Early last year the Senate in Canberra launched an inquiry in response to women coming forward with reports of serious side-effects from mesh implants.
While many have welcomed the opportunity to address problems around mesh, leading gynaecologists expressed concern at last week’s RANZCOG Annual Scientific Meeting in Adelaide that the commission had bundled slings into the same category.
“There’s not a gynecological operation that’s been studied more than mid-urethral slings for stress incontinence,” former AMA president Dr Michael Gannon told The Medical Republic.
If the new regulations were well-considered, perhaps resulting in a more carefully selected group of patients being given transvaginal mesh for pelvic organ prolapse by a smaller group of highly trained gynecological surgeons, that would likely be a positive, he said.
“But one of the messages that the Senate Committee didn’t get was that mesh for transvaginal prolapse and midurethral slings for stress incontinence are two completely different processes.”
As such, it would be “a great shame” if the backlash led to a whole new group of victims who would be denied “a very safe and very effective treatment for a very disabling condition”, he said.
In Australia, an estimated 30,000 to 40,000 procedures using mesh for the treatment of vaginal prolapse have been performed, and more than 100,000 procedures using tape for stress urinary incontinence have been conducted.
Quality-of-life questionnaires had found that women with urinary incontinence sometimes score as badly as those with neurodegenerative conditions and cancers, and the reality for many women with the condition was constant toilet mapping, avoiding social situations, declining invitations and becoming more and more housebound, Dr Gannon said.
But already this year, the TGA removed the listing for transvaginal mesh for prolapse and single incision slings and asked for updates on the Instructions For Use (IFU) that resulted in the shipment of the most studied sling being for a few months, Melbourne urogynaecologist Associate Professor Anna Rosamilia told the audience in Adelaide.
In the UK and the US, regulations have already restricted the use of slings for stress urinary incontinence, with doctors in England unable to perform the procedure until March when more vigilance measures will have been established.
One of the reasons for this broad alarm was the impact that the personal stories of victims had on the senators, Dr Gannon said.
“They saw a group of very brave, injured women, and I think came up with some recommendations that, while some of them are appropriate, some of them have the potential to harm a future cohort of women who’ll be denied appropriate treatments.”
Community activism has been a powerful driver of action on this front, with passionate groups emerging on Facebook in Australia, New Zealand and globally.

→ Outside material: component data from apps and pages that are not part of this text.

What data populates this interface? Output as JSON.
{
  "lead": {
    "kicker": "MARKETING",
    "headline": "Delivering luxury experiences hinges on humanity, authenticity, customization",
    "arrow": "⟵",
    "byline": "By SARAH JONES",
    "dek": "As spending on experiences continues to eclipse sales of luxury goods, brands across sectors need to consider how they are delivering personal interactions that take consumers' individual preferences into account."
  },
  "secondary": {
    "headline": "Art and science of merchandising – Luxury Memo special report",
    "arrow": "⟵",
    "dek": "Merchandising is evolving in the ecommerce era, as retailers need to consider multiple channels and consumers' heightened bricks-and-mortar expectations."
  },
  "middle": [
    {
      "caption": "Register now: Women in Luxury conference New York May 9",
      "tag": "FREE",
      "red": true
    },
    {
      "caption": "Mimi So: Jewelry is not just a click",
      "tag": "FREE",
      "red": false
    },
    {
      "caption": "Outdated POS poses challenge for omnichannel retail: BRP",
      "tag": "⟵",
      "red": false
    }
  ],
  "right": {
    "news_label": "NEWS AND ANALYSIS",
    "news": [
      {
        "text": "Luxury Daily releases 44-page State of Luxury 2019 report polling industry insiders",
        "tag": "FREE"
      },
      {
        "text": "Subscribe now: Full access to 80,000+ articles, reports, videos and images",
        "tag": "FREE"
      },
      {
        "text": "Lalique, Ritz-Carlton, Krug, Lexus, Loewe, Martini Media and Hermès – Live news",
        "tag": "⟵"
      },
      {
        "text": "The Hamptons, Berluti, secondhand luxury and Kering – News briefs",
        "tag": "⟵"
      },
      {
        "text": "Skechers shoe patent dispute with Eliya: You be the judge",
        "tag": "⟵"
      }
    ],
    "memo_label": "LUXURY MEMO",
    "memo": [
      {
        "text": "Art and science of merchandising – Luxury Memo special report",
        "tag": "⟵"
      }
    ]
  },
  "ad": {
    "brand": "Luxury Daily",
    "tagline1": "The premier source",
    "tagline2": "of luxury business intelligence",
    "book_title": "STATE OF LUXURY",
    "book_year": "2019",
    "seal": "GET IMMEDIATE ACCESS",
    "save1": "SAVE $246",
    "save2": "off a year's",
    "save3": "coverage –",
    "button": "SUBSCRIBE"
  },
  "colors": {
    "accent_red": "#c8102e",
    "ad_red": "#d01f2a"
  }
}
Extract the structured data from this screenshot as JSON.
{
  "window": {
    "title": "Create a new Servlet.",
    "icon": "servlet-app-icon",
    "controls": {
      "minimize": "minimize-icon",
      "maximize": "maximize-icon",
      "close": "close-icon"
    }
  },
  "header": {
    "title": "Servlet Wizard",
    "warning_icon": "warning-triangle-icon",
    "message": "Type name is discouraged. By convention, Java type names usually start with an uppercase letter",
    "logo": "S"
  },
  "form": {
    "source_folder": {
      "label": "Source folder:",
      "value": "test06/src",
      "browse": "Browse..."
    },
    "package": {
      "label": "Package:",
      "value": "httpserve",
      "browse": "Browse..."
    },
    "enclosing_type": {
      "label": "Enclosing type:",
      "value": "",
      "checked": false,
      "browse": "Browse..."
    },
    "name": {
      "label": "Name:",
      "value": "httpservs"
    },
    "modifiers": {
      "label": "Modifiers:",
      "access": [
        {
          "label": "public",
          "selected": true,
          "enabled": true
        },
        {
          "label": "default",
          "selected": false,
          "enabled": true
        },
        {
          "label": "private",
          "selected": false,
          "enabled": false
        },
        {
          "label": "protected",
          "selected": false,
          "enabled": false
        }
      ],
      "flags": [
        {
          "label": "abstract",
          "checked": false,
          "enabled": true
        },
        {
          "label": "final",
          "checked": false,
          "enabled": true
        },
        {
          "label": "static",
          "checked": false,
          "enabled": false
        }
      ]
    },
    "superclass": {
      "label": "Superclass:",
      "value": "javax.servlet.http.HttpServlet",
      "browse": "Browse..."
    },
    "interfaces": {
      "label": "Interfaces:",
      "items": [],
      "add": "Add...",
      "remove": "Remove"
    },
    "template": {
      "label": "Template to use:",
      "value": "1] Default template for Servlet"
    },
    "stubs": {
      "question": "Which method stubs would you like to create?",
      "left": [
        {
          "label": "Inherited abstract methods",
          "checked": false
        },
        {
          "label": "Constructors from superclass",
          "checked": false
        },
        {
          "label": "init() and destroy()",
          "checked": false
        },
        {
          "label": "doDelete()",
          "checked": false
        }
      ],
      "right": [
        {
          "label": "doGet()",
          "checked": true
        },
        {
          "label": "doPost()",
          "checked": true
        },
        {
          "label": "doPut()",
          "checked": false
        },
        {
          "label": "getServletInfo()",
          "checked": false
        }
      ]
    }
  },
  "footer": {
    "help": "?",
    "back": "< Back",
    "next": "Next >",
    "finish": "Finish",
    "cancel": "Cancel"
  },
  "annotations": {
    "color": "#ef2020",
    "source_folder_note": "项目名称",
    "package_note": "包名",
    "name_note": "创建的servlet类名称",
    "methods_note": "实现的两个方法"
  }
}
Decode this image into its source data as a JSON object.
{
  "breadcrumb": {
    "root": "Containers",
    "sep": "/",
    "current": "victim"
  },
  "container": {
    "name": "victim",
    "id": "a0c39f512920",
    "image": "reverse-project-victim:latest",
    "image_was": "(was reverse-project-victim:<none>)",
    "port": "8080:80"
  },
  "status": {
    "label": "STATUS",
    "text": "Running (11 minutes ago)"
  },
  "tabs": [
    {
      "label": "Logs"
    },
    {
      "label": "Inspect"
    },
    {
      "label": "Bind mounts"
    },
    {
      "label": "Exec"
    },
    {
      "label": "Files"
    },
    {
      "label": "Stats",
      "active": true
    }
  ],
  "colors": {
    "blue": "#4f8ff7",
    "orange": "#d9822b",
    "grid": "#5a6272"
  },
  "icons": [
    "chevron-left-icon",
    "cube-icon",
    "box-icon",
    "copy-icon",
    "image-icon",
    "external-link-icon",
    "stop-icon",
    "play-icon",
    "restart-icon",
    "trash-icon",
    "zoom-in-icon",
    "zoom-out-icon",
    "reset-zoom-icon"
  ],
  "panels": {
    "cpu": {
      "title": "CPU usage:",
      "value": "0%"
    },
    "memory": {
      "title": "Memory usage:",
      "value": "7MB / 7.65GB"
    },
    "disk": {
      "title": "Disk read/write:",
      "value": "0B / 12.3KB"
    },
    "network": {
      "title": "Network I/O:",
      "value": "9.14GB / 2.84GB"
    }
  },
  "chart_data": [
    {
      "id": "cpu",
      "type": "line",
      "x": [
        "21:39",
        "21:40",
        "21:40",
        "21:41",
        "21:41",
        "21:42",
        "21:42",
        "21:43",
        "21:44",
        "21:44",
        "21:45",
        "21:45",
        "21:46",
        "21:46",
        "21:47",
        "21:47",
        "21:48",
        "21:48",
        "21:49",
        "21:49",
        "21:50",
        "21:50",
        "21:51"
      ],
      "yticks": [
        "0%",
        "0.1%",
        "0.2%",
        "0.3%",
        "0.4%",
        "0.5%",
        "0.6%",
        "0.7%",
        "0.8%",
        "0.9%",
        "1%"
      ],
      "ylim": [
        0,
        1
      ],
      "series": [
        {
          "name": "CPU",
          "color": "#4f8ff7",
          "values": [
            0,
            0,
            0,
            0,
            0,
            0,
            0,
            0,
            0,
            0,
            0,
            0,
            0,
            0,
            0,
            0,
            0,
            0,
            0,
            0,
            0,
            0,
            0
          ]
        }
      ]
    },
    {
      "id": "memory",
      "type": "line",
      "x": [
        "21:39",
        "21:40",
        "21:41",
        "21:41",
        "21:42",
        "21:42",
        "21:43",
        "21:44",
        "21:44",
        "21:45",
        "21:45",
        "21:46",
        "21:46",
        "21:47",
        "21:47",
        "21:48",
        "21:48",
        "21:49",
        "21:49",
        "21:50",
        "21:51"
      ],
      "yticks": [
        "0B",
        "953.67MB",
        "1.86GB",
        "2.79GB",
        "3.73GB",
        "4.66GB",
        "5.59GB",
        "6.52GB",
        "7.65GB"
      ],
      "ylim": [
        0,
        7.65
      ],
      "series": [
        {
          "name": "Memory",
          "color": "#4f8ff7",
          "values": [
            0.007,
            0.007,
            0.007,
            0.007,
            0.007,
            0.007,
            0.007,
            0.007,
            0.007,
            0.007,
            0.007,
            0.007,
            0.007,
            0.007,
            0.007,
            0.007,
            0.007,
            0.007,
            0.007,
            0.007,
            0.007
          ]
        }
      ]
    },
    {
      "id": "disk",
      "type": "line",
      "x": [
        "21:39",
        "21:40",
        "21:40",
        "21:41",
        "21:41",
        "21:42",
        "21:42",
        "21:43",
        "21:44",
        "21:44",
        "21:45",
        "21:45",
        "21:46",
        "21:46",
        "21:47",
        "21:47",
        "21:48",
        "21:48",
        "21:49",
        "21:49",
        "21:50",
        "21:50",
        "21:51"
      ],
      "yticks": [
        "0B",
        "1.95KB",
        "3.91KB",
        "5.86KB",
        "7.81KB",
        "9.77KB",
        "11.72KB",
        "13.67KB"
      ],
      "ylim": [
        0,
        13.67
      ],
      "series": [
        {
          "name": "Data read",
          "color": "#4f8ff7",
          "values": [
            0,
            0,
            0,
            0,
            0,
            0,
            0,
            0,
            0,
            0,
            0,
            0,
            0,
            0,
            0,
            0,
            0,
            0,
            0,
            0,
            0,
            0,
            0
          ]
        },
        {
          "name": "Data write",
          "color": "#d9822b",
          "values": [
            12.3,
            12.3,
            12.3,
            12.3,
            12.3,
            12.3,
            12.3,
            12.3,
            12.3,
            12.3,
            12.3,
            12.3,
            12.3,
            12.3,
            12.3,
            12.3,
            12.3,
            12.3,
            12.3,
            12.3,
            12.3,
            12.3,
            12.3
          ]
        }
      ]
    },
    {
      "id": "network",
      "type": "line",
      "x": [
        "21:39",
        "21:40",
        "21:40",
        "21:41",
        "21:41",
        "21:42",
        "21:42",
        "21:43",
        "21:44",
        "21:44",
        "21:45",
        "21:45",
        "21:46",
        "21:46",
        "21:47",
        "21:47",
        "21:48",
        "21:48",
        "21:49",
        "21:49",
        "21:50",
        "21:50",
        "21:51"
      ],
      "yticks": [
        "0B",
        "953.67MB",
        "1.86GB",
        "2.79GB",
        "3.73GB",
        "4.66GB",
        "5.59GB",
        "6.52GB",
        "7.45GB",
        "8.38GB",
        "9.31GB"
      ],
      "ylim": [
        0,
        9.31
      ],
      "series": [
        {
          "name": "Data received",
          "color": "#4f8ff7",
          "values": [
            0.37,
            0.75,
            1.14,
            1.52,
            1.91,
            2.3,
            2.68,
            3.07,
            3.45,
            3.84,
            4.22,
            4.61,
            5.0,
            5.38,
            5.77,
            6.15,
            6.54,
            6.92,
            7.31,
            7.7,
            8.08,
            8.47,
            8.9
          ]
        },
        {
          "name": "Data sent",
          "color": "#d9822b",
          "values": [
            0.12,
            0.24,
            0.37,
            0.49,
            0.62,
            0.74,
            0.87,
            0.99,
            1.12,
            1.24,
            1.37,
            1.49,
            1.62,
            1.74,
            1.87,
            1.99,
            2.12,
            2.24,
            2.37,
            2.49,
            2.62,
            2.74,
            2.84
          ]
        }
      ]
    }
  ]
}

During the recent launch of the TGA’s Facebook page, early posts quickly filled with comments of women complaining about the adverse effects they attributed to the mesh.
Professor Steve Robson, president of RANZCOG, said there had been extraordinary hostility levelled at him after posting a video apologising to women harmed by transvaginal mesh on the college’s website.
In the time it took him to fly from Canberra to Perth following the post, he said he had received 203 personally vitriolic emails, one saying: “Your practice is not a medical practice. You run an abattoir, and you specialise in butchery.”
While he said it was “devastating” for the college to be accused of “having a problem with women”, Professor Robson said he also recognised that this issue highlighted the need for the profession to not uncritically accept the assessments and processes of other organisations, such as assuming the devices were safe because the TGA had approved them.